To be human is to experience grief. From denial to acceptance, grief consumes the full spectrum of our emotional experience. We grieve when there is loss: death, unmet expectations, breakups, miscarriages, time. Yet, how do we grieve endings that haven’t quite ended?
Ambiguous endings, like the ending of a pandemic that isn’t quite over, is like a relationship with no closure. There’s no marker to honor the time we spent together and little hope for a new beginning ahead. Instead, we’re left in a grief-filled limbo, holding the heaviness of sadness and anger, confused about whether there’s even been an ending at all. Did we miss it? Did our ending go by without our noticing? This is what makes endings that haven’t quite ended so difficult to grieve.
Mourning when there’s no closure begins with self-directed compassion and kindness. We pay close, loving attention to the parts of us that are caught in the middle of their grief, waiting for a moment of closure, while welcoming the bits of us that have settled into acceptance and are looking at the horizon ahead. There may not be a cairn to mark the ending because maybe we are the ones who are meant to place it there. We can harness our agency and choose for ourselves to mark the ending loosely while holding the complexity that there may be some parts of us that will never stop grieving at all.

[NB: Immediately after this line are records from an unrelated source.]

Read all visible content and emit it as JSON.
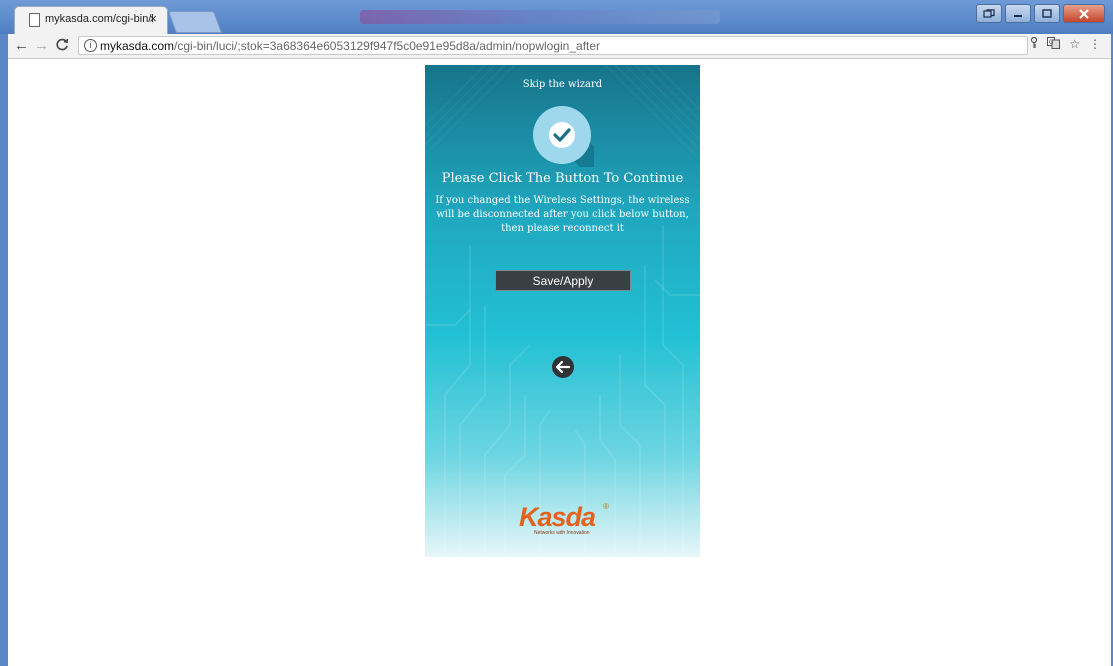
{
  "browser": {
    "tab_title": "mykasda.com/cgi-bin/l",
    "tab_close": "×",
    "url_host": "mykasda.com",
    "url_path": "/cgi-bin/luci/;stok=3a68364e6053129f947f5c0e91e95d8a/admin/nopwlogin_after",
    "icons": [
      "back-arrow-icon",
      "forward-arrow-icon",
      "reload-icon",
      "info-icon",
      "key-icon",
      "translate-icon",
      "star-icon",
      "menu-icon"
    ]
  },
  "wizard": {
    "skip_link": "Skip the wizard",
    "heading": "Please Click The Button To Continue",
    "note": "If you changed the Wireless Settings, the wireless will be disconnected after you click below button, then please reconnect it",
    "save_button": "Save/Apply"
  },
  "logo": {
    "name": "Kasda",
    "registered": "®",
    "tagline": "Networks with Innovation"
  },
  "colors": {
    "panel_top": "#17748a",
    "panel_mid": "#22c0d4",
    "button_bg": "#3a3f44",
    "logo": "#e4611e",
    "window_frame": "#5b87c6"
  }
}
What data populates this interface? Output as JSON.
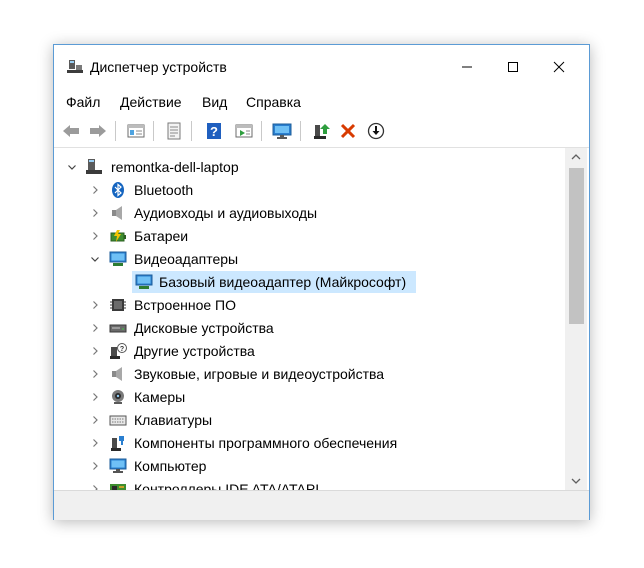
{
  "window": {
    "title": "Диспетчер устройств"
  },
  "menu": [
    "Файл",
    "Действие",
    "Вид",
    "Справка"
  ],
  "toolbar": {
    "buttons": [
      "back-icon",
      "forward-icon",
      "properties-view-icon",
      "resources-icon",
      "help-icon",
      "action-view-icon",
      "scan-hardware-icon",
      "update-driver-icon",
      "uninstall-icon",
      "disable-device-icon"
    ]
  },
  "tree": {
    "root": "remontka-dell-laptop",
    "items": [
      {
        "label": "Bluetooth",
        "icon": "bluetooth-icon",
        "expanded": false
      },
      {
        "label": "Аудиовходы и аудиовыходы",
        "icon": "speaker-icon",
        "expanded": false
      },
      {
        "label": "Батареи",
        "icon": "battery-icon",
        "expanded": false
      },
      {
        "label": "Видеоадаптеры",
        "icon": "display-adapter-icon",
        "expanded": true
      },
      {
        "label": "Базовый видеоадаптер (Майкрософт)",
        "icon": "display-adapter-icon",
        "child": true,
        "selected": true
      },
      {
        "label": "Встроенное ПО",
        "icon": "firmware-icon",
        "expanded": false
      },
      {
        "label": "Дисковые устройства",
        "icon": "disk-icon",
        "expanded": false
      },
      {
        "label": "Другие устройства",
        "icon": "unknown-device-icon",
        "expanded": false
      },
      {
        "label": "Звуковые, игровые и видеоустройства",
        "icon": "sound-icon",
        "expanded": false
      },
      {
        "label": "Камеры",
        "icon": "camera-icon",
        "expanded": false
      },
      {
        "label": "Клавиатуры",
        "icon": "keyboard-icon",
        "expanded": false
      },
      {
        "label": "Компоненты программного обеспечения",
        "icon": "software-component-icon",
        "expanded": false
      },
      {
        "label": "Компьютер",
        "icon": "computer-icon",
        "expanded": false
      },
      {
        "label": "Контроллеры IDE ATA/ATAPI",
        "icon": "ide-controller-icon",
        "expanded": false
      }
    ]
  },
  "colors": {
    "selection": "#cce8ff",
    "accent": "#0078d7",
    "window_border": "#5b9bd5"
  }
}
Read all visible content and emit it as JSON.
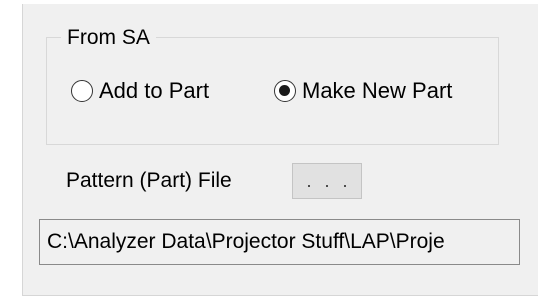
{
  "from_sa": {
    "title": "From SA",
    "options": [
      {
        "label": "Add to Part",
        "selected": false
      },
      {
        "label": "Make New Part",
        "selected": true
      }
    ]
  },
  "pattern_file": {
    "label": "Pattern (Part) File",
    "browse_label": ". . .",
    "path": "C:\\Analyzer Data\\Projector Stuff\\LAP\\Proje"
  }
}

Most importantly, we don’t have to walk this journey alone. Grief is universal and communal. We all have felt the impact of loss, especially in the last two years. We can be brave and invite others into the vulnerability of grieving ambiguous endings. We don’t need to carry this heaviness alone.